For more tributes, see Lutgard Mutsaers et al., “Charles Hamm @80: A Song Well Sung,”Popular Music 24, no. 1 (January 2005): 127–31; “A Tribute to Charles Hamm—Composer, Historian, Educator,” at http://www.newmusicbox.org/articles/a-tribute-to-charles-hamm/ (accessed December 14, 2011); Philip Tagg, “Charles Hamm (1925–2011),” at http://www.tagg.org/articles/ChHammObit.html#Refs (accessed December 14, 2011); “Remembering David Sanjek,” at http://iaspm-us.net/remembering-david-sanjek/ (accessed December 14, 2011); “In Memory of Professor David Sanjek,” at http://davidsanjekrip.wordpress.com/ (accessed December 14, 2011).
Article first published online: 23 MAR 2012
© 2012 Wiley Periodicals, Inc.
Journal of Popular Music Studies
Volume 24, Issue 1, pages 1–2, March 2012
How to Cite
Hamm, C. and Sanjek, D. (2012), In Memoriam. Journal of Popular Music Studies, 24: 1–2. doi: 10.1111/j.1533-1598.2011.01312.x
- Issue published online: 23 MAR 2012
- Article first published online: 23 MAR 2012
It is with great sadness that we bid farewell to two great friends and scholars of popular music, Charles Hamm and David Sanjek. In different ways, both helped shape the vibrant field of popular music studies as it exists today.
Trained as a composer and musicologist, Charles Hamm began his scholarly career as a specialist in the music of the English and Italian Renaissance. In the early 1970s, however, he turned his energies to popular music, which, until that time, few scholars had taken seriously. With erudition and rigor, his work opened up new terrain for thinking about popular music as a dimension of social and ethnic identity and as a complex cultural form, worthy of critical, interpretative scrutiny as much as any kind of “serious” music.

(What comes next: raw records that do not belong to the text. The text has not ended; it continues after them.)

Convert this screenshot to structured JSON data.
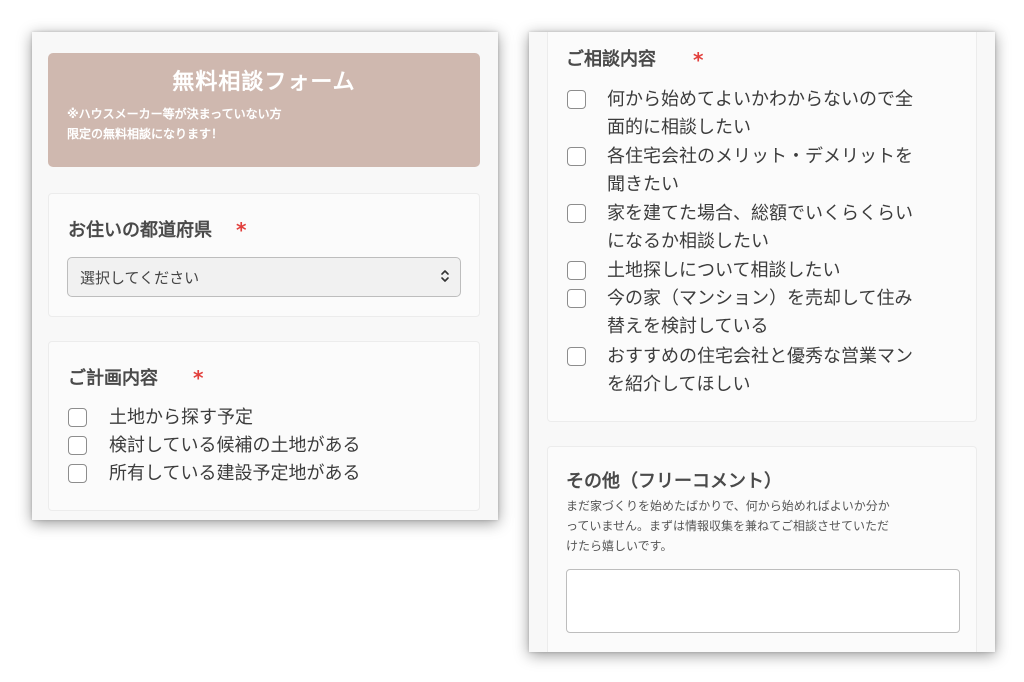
{
  "header": {
    "title": "無料相談フォーム",
    "note_line1": "※ハウスメーカー等が決まっていない方",
    "note_line2": "限定の無料相談になります！"
  },
  "prefecture": {
    "label": "お住いの都道府県",
    "required": "*",
    "select_placeholder": "選択してください"
  },
  "plan": {
    "label": "ご計画内容",
    "required": "*",
    "options": [
      "土地から探す予定",
      "検討している候補の土地がある",
      "所有している建設予定地がある"
    ]
  },
  "consult": {
    "label": "ご相談内容",
    "required": "*",
    "options": [
      {
        "line1": "何から始めてよいかわからないので全",
        "line2": "面的に相談したい"
      },
      {
        "line1": "各住宅会社のメリット・デメリットを",
        "line2": "聞きたい"
      },
      {
        "line1": "家を建てた場合、総額でいくらくらい",
        "line2": "になるか相談したい"
      },
      {
        "line1": "土地探しについて相談したい",
        "line2": ""
      },
      {
        "line1": "今の家（マンション）を売却して住み",
        "line2": "替えを検討している"
      },
      {
        "line1": "おすすめの住宅会社と優秀な営業マン",
        "line2": "を紹介してほしい"
      }
    ]
  },
  "other": {
    "label": "その他（フリーコメント）",
    "hint_line1": "まだ家づくりを始めたばかりで、何から始めればよいか分か",
    "hint_line2": "っていません。まずは情報収集を兼ねてご相談させていただ",
    "hint_line3": "けたら嬉しいです。",
    "comment_value": ""
  }
}
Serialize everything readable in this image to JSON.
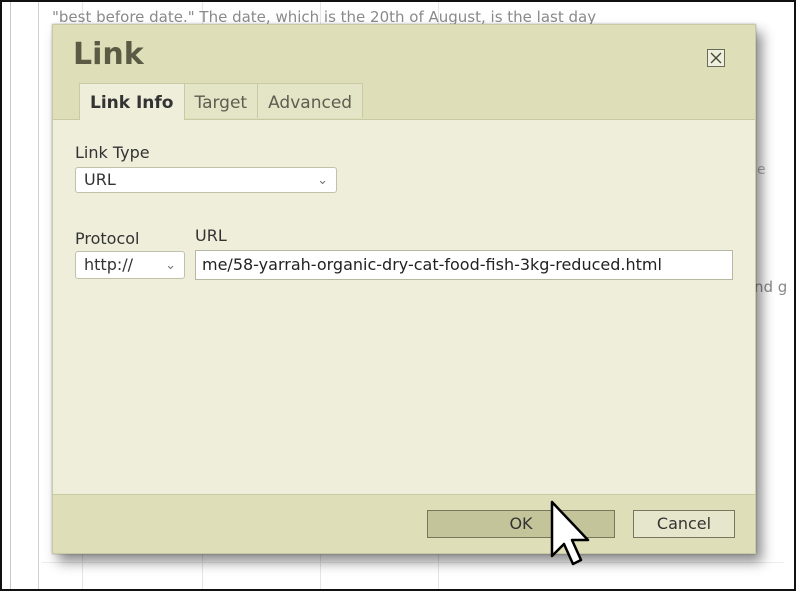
{
  "background": {
    "text_line_1": "\"best before date.\" The date, which is the 20th of August, is the last day",
    "text_line_0": "...",
    "right_fragment": "nd g",
    "right_fragment_2": "e"
  },
  "dialog": {
    "title": "Link",
    "close_icon": "close-icon",
    "tabs": [
      {
        "label": "Link Info",
        "active": true
      },
      {
        "label": "Target",
        "active": false
      },
      {
        "label": "Advanced",
        "active": false
      }
    ],
    "link_type": {
      "label": "Link Type",
      "value": "URL"
    },
    "protocol": {
      "label": "Protocol",
      "value": "http://"
    },
    "url": {
      "label": "URL",
      "value": "me/58-yarrah-organic-dry-cat-food-fish-3kg-reduced.html"
    },
    "buttons": {
      "ok": "OK",
      "cancel": "Cancel"
    }
  },
  "colors": {
    "dialog_bg": "#eeeedb",
    "header_bg": "#dedeb8",
    "ok_bg": "#c4c49a"
  }
}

His fecund books Yesterdays: Popular Song in America (1979) and Music in the New World (1983) invited a broad rethinking of where popular music in America came from and how it was important in larger historical narratives of the nation. It was audacious, iconoclastic scholarship that bridged historical musicology with the incipient project of popular music studies—always, however, keeping music at the center of his work. In addition to his interest in American music, he had a deep curiosity about the popular music of other cultures as well, especially South Africa, about which he also wrote extensively. In the early 1980s, he was a cofounder of the International Association for the Study of Popular Music (IASPM) and twice served as its chairperson. He wrote on subjects ranging from John Cage to pop music in China, and his publications include the major entry on “Popular Music” in the New Grove Dictionary of Music and Musicians. What Simon Frith has written on Charles's essay collection Putting Popular Music in Its Place (1995) might well be said of his work generally: “[It is] a model of what popular music scholarship (all scholarship, actually) should be. It is exemplary not just for the customary academic merits of meticulous research and theoretical acumen, but also for its humanity, for its wonderful sense of decency and detail.” Since the 1970s, he had been a professor of music at Dartmouth College; he died at age 86.
Like Charles, David Sanjek—“Dave” to everyone who knew him—thought about music with an extraordinary openness and humaneness. In other respects, however, his approach differed sharply from Charles's. Dave earned his PhD not in music but in American literature (his dissertation was on William Dean Howells), and his career was shaped as much by the music business as by academia. Following his father, Russell, who worked for Broadcast Music, Inc. (BMI) for 41 years and authored the three-volume chronicle American Popular Music and Its Business (Dave collaborated with him on the final volume), Dave served as director of the BMI Archives from 1991 until 2007, while concurrently leading a remarkably active career as a scholar. As with Charles, Dave had an abiding concern for issues of race, class, and ethnicity in relation to music, but his interests also encompassed gender, political economy, business, law and copyright, and film and media history. He leaves behind a rich legacy of publications, including scores of articles and book chapters (his first single-authored book is slated to be published by Duke University Press in 2013). He also had a tremendous impact as a tireless presenter and interlocutor at conferences and as a friend and mentor to innumerable graduate students and young scholars at the dawn of their careers. He was extremely active in IASPM's US branch—the parent organization of this journal—including an important tenure as president, in the mid-1990s, during which he helped transform what had been a network of scholars into a firmly established organization, officially incorporated with tax-exempt, nonprofit status. Since 2007, he had been director of the Popular Music Research Centre at the University of Salford in Manchester, England, and professor in its School of Media, Music, and Performance. At the time of his death, he was at work on a review for the journal of The Cambridge Companion to Recorded Music, a far-reaching volume Dave was especially well suited to take on. He died en route to a meeting of the National Recording Preservation Board at the Library of Congress in Washington, DC. He was 59.1